MATERIALS PROVIDED: Begin

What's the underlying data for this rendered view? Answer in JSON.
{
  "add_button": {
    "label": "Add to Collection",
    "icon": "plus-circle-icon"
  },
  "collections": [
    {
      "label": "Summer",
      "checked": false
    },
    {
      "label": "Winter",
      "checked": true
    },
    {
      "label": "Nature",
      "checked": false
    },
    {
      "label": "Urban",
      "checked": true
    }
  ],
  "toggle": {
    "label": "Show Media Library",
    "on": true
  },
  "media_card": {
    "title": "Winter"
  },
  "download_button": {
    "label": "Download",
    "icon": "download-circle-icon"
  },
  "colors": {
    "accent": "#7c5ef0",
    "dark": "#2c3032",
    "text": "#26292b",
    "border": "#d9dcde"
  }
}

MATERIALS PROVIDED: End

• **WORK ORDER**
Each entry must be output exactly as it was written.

• **ANSWER SPACE**
What's the underlying data for this rendered view? Answer in JSON.
{
  "add_button": {
    "label": "Add to Collection",
    "icon": "plus-circle-icon"
  },
  "collections": [
    {
      "label": "Summer",
      "checked": false
    },
    {
      "label": "Winter",
      "checked": true
    },
    {
      "label": "Nature",
      "checked": false
    },
    {
      "label": "Urban",
      "checked": true
    }
  ],
  "toggle": {
    "label": "Show Media Library",
    "on": true
  },
  "media_card": {
    "title": "Winter"
  },
  "download_button": {
    "label": "Download",
    "icon": "download-circle-icon"
  },
  "colors": {
    "accent": "#7c5ef0",
    "dark": "#2c3032",
    "text": "#26292b",
    "border": "#d9dcde"
  }
}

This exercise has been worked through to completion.